* **The problem**
What is needed is every line of the data that includes the word "standards". Please copy each one.

* **Listed entries**
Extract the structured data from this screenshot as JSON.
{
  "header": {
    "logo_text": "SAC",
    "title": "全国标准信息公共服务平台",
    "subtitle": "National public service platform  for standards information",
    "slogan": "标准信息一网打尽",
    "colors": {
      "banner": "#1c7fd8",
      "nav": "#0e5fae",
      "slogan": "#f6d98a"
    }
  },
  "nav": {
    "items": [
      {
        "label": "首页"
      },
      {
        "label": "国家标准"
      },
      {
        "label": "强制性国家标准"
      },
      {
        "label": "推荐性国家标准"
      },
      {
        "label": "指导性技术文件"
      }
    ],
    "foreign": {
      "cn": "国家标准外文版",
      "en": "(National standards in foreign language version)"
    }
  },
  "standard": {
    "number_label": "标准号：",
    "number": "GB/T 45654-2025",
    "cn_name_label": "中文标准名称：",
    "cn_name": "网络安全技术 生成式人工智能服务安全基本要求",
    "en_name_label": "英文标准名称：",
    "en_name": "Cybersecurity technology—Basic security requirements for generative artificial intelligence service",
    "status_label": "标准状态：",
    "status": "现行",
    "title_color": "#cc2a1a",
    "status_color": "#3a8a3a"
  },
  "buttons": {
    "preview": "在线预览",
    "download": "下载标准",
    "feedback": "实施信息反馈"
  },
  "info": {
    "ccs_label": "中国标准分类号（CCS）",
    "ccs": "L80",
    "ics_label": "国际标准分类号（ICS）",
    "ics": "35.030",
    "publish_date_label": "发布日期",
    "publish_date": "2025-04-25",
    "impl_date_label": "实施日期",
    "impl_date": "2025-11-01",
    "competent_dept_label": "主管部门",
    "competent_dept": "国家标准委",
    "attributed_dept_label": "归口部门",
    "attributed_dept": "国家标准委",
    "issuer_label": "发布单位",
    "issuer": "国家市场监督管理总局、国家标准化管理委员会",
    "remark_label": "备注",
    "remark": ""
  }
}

* **Solution**
    "subtitle": "National public service platform  for standards information",
      "en": "(National standards in foreign language version)"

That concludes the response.